=== Element data from apps and pages ===
________________________________________
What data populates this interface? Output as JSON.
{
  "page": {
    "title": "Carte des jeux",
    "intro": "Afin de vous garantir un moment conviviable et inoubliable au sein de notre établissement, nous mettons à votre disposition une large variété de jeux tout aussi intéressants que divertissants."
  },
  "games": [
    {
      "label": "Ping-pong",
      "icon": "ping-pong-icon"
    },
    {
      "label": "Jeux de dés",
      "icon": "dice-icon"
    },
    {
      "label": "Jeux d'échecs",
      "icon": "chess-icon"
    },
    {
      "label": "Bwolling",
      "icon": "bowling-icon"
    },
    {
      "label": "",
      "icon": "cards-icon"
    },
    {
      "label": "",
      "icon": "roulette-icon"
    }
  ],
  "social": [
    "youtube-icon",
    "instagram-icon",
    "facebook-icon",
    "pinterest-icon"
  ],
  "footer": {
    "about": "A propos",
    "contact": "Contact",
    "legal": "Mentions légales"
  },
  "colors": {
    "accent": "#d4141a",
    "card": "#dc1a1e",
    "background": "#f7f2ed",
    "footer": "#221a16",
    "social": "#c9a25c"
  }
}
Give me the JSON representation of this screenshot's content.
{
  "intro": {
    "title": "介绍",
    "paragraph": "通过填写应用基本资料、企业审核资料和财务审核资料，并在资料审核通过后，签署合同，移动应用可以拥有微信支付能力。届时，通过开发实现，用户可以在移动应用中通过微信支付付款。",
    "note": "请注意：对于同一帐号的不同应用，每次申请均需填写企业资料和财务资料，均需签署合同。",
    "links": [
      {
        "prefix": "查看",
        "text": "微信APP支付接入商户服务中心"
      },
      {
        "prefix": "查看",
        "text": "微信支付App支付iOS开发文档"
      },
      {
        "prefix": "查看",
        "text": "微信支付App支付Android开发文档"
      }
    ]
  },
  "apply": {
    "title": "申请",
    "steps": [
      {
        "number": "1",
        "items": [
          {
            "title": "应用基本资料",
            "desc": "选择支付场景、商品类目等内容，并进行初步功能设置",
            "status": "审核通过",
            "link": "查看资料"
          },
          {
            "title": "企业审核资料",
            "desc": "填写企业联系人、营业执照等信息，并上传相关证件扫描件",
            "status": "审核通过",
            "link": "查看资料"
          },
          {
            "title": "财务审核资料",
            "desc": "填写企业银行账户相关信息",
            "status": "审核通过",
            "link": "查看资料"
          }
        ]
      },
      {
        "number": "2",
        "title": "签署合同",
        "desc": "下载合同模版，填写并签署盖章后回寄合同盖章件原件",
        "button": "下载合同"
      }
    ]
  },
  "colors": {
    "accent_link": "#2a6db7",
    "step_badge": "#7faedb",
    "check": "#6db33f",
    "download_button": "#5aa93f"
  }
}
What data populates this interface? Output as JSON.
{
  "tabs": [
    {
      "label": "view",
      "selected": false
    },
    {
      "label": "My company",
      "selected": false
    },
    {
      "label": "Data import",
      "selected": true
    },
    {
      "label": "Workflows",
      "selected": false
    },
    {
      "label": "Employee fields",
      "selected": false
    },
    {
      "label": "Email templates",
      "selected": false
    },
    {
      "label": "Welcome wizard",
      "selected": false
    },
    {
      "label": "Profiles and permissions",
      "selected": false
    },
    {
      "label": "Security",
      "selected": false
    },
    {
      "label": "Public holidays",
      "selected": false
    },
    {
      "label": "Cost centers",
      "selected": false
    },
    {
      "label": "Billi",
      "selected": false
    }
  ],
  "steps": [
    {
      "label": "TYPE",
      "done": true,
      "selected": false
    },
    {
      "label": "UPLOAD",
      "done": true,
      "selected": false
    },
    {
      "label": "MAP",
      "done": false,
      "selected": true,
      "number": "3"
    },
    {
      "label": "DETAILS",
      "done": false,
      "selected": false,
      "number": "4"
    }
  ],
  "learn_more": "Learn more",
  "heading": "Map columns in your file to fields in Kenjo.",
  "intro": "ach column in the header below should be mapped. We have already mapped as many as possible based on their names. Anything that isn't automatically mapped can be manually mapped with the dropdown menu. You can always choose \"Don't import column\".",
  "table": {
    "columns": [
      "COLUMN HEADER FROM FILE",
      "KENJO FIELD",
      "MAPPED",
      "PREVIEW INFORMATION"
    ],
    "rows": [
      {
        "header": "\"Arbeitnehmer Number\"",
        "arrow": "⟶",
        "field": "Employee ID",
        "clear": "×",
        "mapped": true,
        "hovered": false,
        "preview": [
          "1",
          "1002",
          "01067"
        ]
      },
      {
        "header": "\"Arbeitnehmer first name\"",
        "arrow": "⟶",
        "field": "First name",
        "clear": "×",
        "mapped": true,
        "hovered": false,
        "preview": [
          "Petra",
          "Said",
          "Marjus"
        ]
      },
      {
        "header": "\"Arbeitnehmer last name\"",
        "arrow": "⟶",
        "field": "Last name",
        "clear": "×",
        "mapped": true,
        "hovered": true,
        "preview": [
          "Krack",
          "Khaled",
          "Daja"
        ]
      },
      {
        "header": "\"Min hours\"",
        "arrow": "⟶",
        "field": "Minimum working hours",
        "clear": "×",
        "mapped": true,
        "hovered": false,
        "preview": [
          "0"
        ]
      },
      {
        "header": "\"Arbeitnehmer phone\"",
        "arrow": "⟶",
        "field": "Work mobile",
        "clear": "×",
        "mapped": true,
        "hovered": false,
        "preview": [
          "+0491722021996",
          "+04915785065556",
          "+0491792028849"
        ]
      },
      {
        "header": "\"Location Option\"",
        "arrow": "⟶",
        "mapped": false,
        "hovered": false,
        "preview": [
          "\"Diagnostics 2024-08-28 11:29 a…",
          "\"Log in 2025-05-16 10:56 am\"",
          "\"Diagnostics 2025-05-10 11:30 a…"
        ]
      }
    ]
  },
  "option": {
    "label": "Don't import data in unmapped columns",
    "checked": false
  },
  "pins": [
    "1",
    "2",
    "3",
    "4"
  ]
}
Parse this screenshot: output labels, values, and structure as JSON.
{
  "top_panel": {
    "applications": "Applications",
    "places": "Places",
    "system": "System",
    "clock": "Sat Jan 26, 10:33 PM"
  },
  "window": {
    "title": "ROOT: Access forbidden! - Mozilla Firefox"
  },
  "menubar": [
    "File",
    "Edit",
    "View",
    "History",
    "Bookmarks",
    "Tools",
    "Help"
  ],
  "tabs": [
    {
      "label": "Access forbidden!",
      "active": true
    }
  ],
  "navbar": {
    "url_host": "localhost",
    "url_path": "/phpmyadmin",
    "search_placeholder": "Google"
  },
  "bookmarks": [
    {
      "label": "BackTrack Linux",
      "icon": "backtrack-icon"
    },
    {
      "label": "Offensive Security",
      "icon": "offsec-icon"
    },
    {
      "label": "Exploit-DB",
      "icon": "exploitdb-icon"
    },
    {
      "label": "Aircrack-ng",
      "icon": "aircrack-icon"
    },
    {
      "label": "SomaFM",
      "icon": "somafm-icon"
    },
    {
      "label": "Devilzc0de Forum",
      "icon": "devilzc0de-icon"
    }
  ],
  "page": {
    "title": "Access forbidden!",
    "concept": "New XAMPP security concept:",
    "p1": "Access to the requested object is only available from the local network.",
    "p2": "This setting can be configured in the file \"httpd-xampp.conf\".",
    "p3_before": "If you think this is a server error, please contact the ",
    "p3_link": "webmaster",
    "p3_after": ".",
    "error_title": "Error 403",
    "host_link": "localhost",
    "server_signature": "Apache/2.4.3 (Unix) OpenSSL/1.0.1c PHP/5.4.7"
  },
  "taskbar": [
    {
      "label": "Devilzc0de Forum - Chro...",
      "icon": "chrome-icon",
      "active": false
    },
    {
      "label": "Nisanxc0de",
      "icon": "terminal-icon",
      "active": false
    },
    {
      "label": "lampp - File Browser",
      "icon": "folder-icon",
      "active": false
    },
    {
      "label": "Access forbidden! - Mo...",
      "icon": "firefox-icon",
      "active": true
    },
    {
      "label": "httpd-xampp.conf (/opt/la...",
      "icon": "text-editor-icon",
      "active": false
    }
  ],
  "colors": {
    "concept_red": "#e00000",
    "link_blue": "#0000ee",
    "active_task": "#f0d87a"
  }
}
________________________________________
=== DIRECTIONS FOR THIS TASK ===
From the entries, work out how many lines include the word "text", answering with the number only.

=== SOLUTION FOR THIS TASK ===
4